Because of this I often try to work my way upriver instead of downriver. A tip that I give to my clients is that if I can only go downriver at a certain spot, instead of working my way and fishing downriver slowly, I will often walk 20 or 30 minutes downriver, past all the spots, and then slowly fish my way back to the car.
This way I’m fishing upriver the entire time and spooking less fish and any angler that wants to know how to catch trout in a stream should consider this tip.
19. Use Smaller Baits And Flies
This is a good tip for any fisherman that wants to catch trout in a stream. Avoid fake baits and use the most natural baits possible.
Avoid other baits like trout dough, plastics, corn, and marshmallows.
And when fishing trout in small streams go with small baits, even for big trout. Trout tend to eat almost anything that drifts by them, and this includes big trout.
In smaller streams even small spawn bags or a single salmon eggs work well, smaller lures will work well too. You really don’t need bigger lures because you are not casting that far in a small river anyways.
20. Walk Before You Start Fishing
Most anglers start to fish at the closest pool to their vehicle, and then they hit the next one, and then the next one.
These spots get fished really hard and some fish might even get caught and taken home for the frying pan so there is fewer fish in the pools close to the parking area.
Spots that get heavily fished will also have nervous wary fish that are harder to catch.
That’s why it’s often better to walk for 5 to 10 minutes up or down the river before you start fishing. Spots that are a 10-minute walk from the parking spot are far less likely to get fished as much.
In fact, often I will fish in the reverse of everyone else. Most guys will fish each pool as they walk up or down the river and then walk back 30 minutes to their car, this might take 4 hours to do.
Instead, I will walk 30 or 40 minutes up or down the river first and then fish my way back to the car and I will often ignore the spots closer to the car. It may still take the same 4 hours but I always tend to catch far more fish at those pools that are a long way from where everyone else fishes.
21 Check The Water Temperature
I use a small and inexpensive stream thermometer to check the water temperature, especially in late summer. The reason is trout will stop feeding if the water temperature exceeds 67F or 18C
When it gets too warm, I go fish other cool streams or I try fishing large rivers that are tailwater rivers.
Sometimes moving way upriver to the headwaters is a great way to find colder water and feeding trout.
22. Most Important Tip On How To Catch Trout In A Stream

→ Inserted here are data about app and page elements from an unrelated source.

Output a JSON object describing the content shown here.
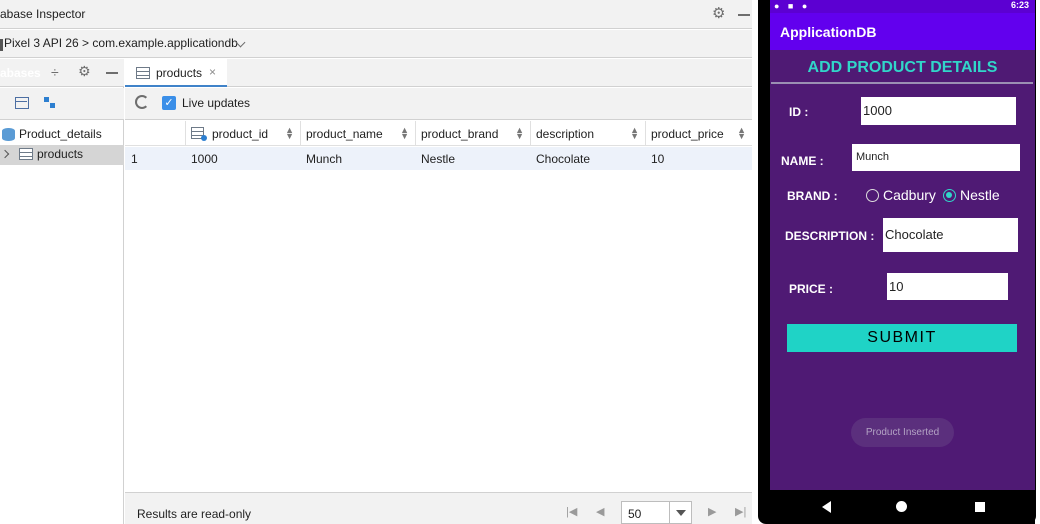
{
  "ide": {
    "window_title": "abase Inspector",
    "device_path": "Pixel 3 API 26 > com.example.applicationdb",
    "left_panel": {
      "title": "abases",
      "database": "Product_details",
      "table": "products"
    },
    "tab": {
      "label": "products",
      "close": "×"
    },
    "live_updates_label": "Live updates",
    "live_updates_checked": true,
    "columns": [
      "product_id",
      "product_name",
      "product_brand",
      "description",
      "product_price"
    ],
    "rows": [
      {
        "index": "1",
        "cells": [
          "1000",
          "Munch",
          "Nestle",
          "Chocolate",
          "10"
        ]
      }
    ],
    "footer": {
      "status": "Results are read-only",
      "page_size": "50"
    },
    "colors": {
      "accent": "#4083c9",
      "selected_row": "#edf2fa"
    }
  },
  "emulator": {
    "status_time": "6:23",
    "app_title": "ApplicationDB",
    "heading": "ADD PRODUCT DETAILS",
    "labels": {
      "id": "ID :",
      "name": "NAME :",
      "brand": "BRAND :",
      "description": "DESCRIPTION :",
      "price": "PRICE :"
    },
    "values": {
      "id": "1000",
      "name": "Munch",
      "description": "Chocolate",
      "price": "10"
    },
    "brand_options": [
      "Cadbury",
      "Nestle"
    ],
    "brand_selected": "Nestle",
    "submit_label": "SUBMIT",
    "toast": "Product Inserted",
    "colors": {
      "primary": "#6200ee",
      "status_bar": "#5c00d2",
      "background": "#4f1a74",
      "accent": "#1fd3c6"
    }
  }
}
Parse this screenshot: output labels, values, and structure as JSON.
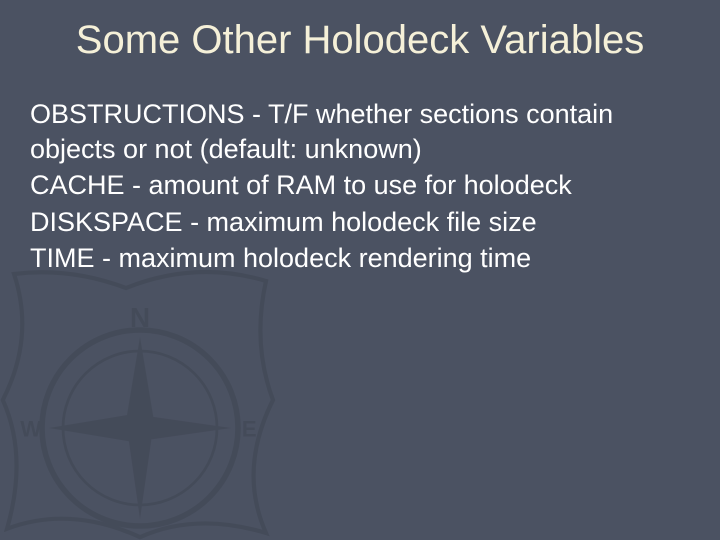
{
  "title": "Some Other Holodeck Variables",
  "entries": [
    {
      "term": "OBSTRUCTIONS",
      "desc": " - T/F whether sections contain objects or not (default: unknown)"
    },
    {
      "term": "CACHE",
      "desc": " - amount of RAM to use for holodeck"
    },
    {
      "term": "DISKSPACE",
      "desc": " - maximum holodeck file size"
    },
    {
      "term": "TIME",
      "desc": " - maximum holodeck rendering time"
    }
  ]
}
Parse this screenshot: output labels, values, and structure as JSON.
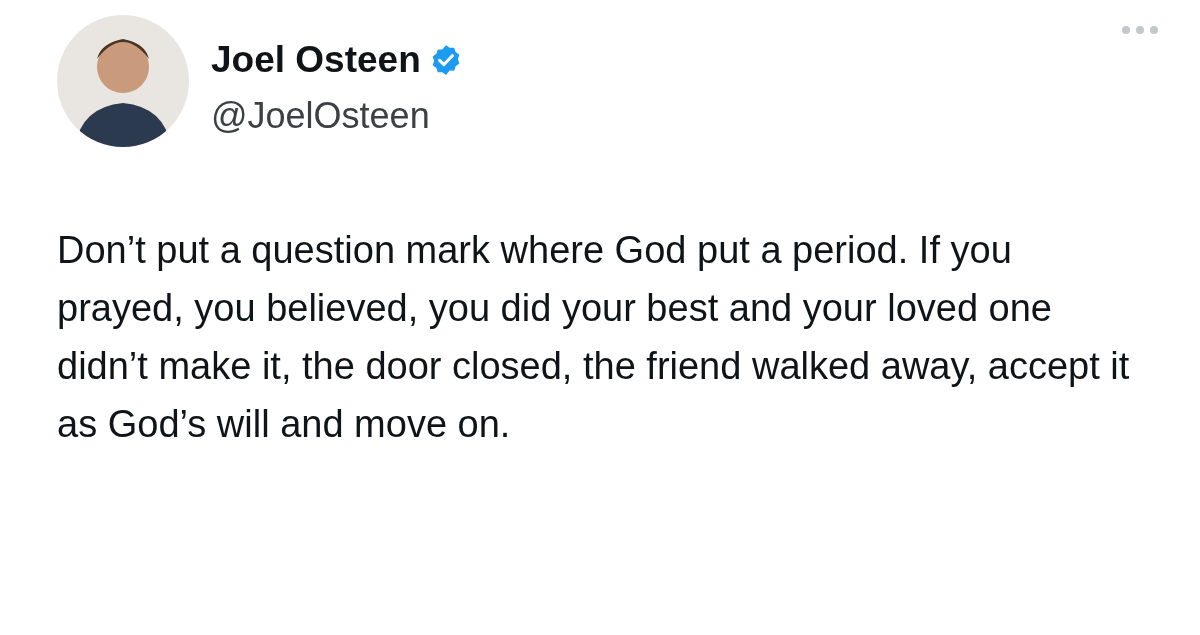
{
  "author": {
    "name": "Joel Osteen",
    "handle": "@JoelOsteen",
    "verified": true
  },
  "tweet": {
    "text": "Don’t put a question mark where God put a period. If you prayed, you believed, you did your best and your loved one didn’t make it, the door closed, the friend walked away, accept it as God’s will and move on."
  }
}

This is probably the most important tip I can give any angler that wants to know how to catch trout in a stream. This is where many anglers mess up and then struggle to catch trout.
They focus too much on one thing like the bait and they get something else wrong. That one wrong thing can seriously affect how many trout you catch.

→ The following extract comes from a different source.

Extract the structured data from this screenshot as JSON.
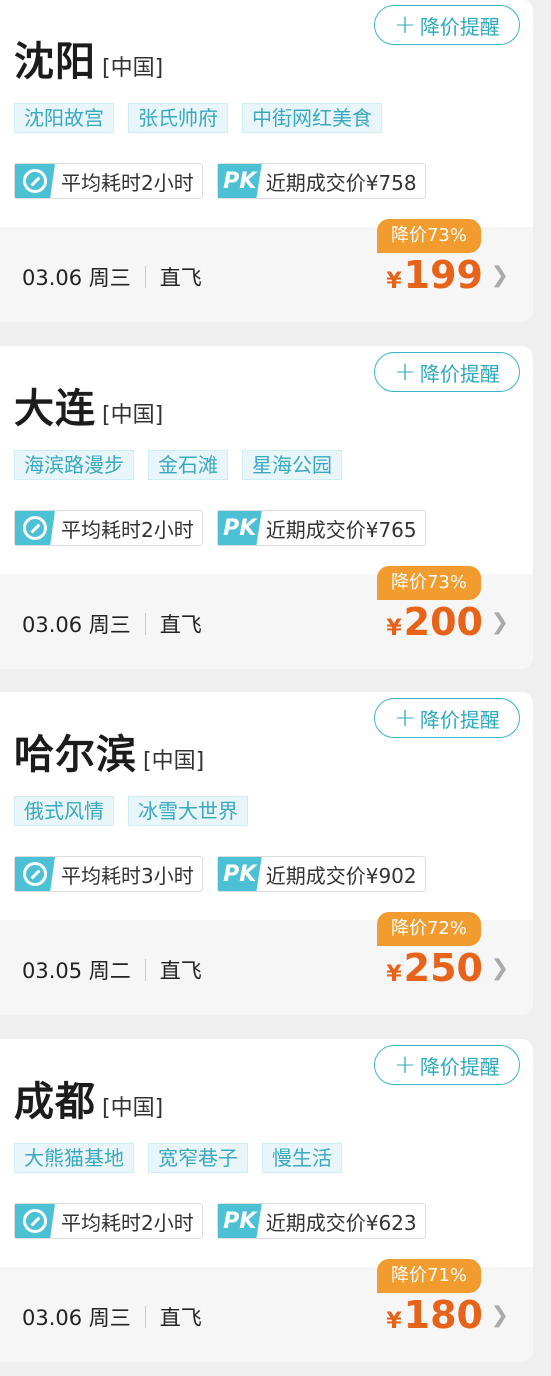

It’s very important that everything you do works well together. An example of this would be to use the perfect bait, on the right size hook, using my leader setup but then using a leader line that’s so heavy the trout see it.
Or maybe the leader is also perfect but you use a big clunky bobber that spooks every fish in the pool.

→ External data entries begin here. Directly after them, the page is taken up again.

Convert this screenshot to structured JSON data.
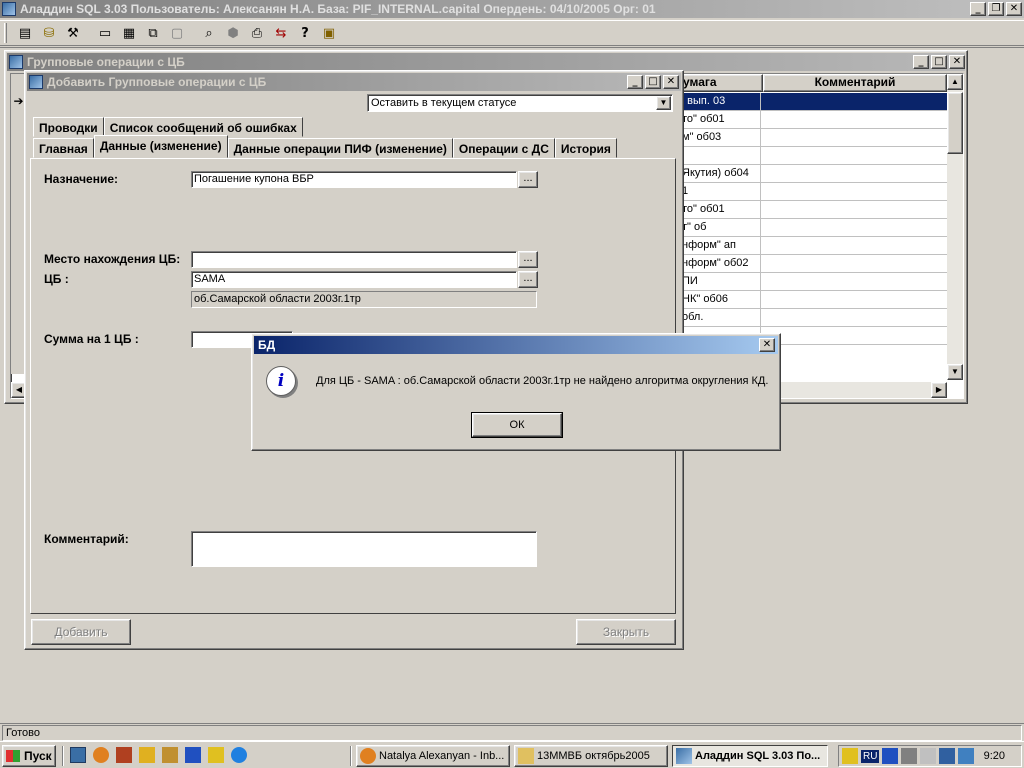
{
  "app": {
    "title": "Аладдин SQL 3.03 Пользователь: Алексанян Н.А. База: PIF_INTERNAL.capital Опердень: 04/10/2005 Орг: 01",
    "status": "Готово"
  },
  "toolbar": {
    "icons": [
      "document-icon",
      "database-icon",
      "tools-icon",
      "window-icon",
      "tile-icon",
      "cascade-icon",
      "minimize-all-icon",
      "binoculars-icon",
      "stop-icon",
      "print-icon",
      "exchange-icon",
      "help-icon",
      "plugin-icon"
    ]
  },
  "bgwindow": {
    "title": "Групповые операции с ЦБ",
    "columns": [
      "умага",
      "Комментарий"
    ],
    "rows": [
      "' вып. 03",
      "то\" об01",
      "м\" об03",
      "",
      "Якутия) об04",
      "1",
      "то\" об01",
      "т\" об",
      "нформ\" ап",
      "нформ\" об02",
      "ПИ",
      "НК\" об06",
      "обл.",
      ""
    ]
  },
  "dialog": {
    "title": "Добавить Групповые операции с ЦБ",
    "status_select": "Оставить в текущем статусе",
    "tabs_back": [
      "Проводки",
      "Список сообщений об ошибках"
    ],
    "tabs_front": [
      "Главная",
      "Данные (изменение)",
      "Данные операции ПИФ (изменение)",
      "Операции с ДС",
      "История"
    ],
    "labels": {
      "purpose": "Назначение:",
      "location": "Место нахождения ЦБ:",
      "cb": "ЦБ :",
      "sum": "Сумма на 1 ЦБ :",
      "comment": "Комментарий:"
    },
    "values": {
      "purpose": "Погашение купона ВБР",
      "location": "",
      "cb": "SAMA",
      "cb_desc": "об.Самарской области 2003г.1тр",
      "sum": "",
      "comment": ""
    },
    "dots": "...",
    "add_button": "Добавить",
    "close_button": "Закрыть"
  },
  "msgbox": {
    "title": "БД",
    "message": "Для ЦБ - SAMA : об.Самарской области 2003г.1тр не найдено алгоритма округления КД.",
    "ok": "ОК"
  },
  "taskbar": {
    "start": "Пуск",
    "tasks": [
      "Natalya Alexanyan - Inb...",
      "13ММВБ октябрь2005",
      "Аладдин SQL 3.03 По..."
    ],
    "lang": "RU",
    "clock": "9:20"
  }
}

Or maybe your setup is perfect and everything else is perfect, but you’re in such a rush to catch fish that you stumble into the spot you are about to fish and you spook every fish in the pool.
One wrong thing in your fishing process can make all the right things useless. I believe this is a big part of why many guys will catch 1 or 2 trout a day while the one or 2 expert anglers that know this tip will hook 10.
This article is part of a series starting with our very popular article Trout Fishing: A Complete Guide.
Got A Question About How To Catch Trout In Stream
If you have a question, comment, or even a tip about how to catch trout in a stream, let me and all the readers know in the comment section below. But please, keep it about how to catch trout in a stream, and let’s not get off-topic.